Is It Any Good?
Yes, this comedy is funny, but that's not the best part about it -- it's that it places the experiences of Indigenous youth in the spotlight. Created by a mostly Indigenous cast and crew, Reservation Dogs draws from their real-life experiences and leads to a refreshingly authentic vibe, wrapped up in some new takes on familiar television conventions. For instance, there are many sitcoms with an "everyone in the group has to go see a doctor" plotline or a special guest episode where a character connects with a long-lost family member. But that, when mixed with the Scooby-Doo-esque hijinks of the characters' petty crimes -- plus examples of uniquely Indigenous struggles and culture, like how Uncle Brownie prefers marijuana over what he calls "the White Man's alcohol" -- helps Reservation Dogs set a distinctive, highly enjoyable standard for diversity in comedy and entertainment.
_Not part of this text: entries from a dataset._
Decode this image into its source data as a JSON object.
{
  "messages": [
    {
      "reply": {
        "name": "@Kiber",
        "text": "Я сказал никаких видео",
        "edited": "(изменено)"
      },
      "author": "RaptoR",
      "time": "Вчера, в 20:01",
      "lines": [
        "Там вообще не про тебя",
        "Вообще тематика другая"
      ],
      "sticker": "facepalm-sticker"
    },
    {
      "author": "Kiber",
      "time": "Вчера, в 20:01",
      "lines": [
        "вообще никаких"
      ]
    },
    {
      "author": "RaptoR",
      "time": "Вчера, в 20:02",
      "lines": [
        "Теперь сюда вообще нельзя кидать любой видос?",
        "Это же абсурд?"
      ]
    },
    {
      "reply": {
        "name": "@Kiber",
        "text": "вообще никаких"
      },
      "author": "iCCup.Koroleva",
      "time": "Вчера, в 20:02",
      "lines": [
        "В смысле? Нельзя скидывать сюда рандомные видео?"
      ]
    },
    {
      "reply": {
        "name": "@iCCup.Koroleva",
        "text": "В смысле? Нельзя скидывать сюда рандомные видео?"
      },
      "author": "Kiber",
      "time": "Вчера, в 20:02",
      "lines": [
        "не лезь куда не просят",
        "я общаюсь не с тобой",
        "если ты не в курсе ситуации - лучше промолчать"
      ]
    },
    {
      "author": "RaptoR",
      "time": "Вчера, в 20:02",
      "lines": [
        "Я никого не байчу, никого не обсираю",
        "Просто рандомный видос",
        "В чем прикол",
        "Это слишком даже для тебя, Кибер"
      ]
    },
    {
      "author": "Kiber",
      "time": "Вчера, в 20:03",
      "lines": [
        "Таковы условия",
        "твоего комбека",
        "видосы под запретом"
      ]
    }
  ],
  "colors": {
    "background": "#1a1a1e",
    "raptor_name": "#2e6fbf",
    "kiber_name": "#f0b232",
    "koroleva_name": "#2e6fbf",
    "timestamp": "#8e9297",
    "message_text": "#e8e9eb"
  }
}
Did we miss something on diversity?
Research shows a connection between kids' healthy self-esteem and positive portrayals in media. That's why we've added a new "Diverse Representations" section to our reviews that will be rolling out on an ongoing basis. You can help us help kids by suggesting a diversity update.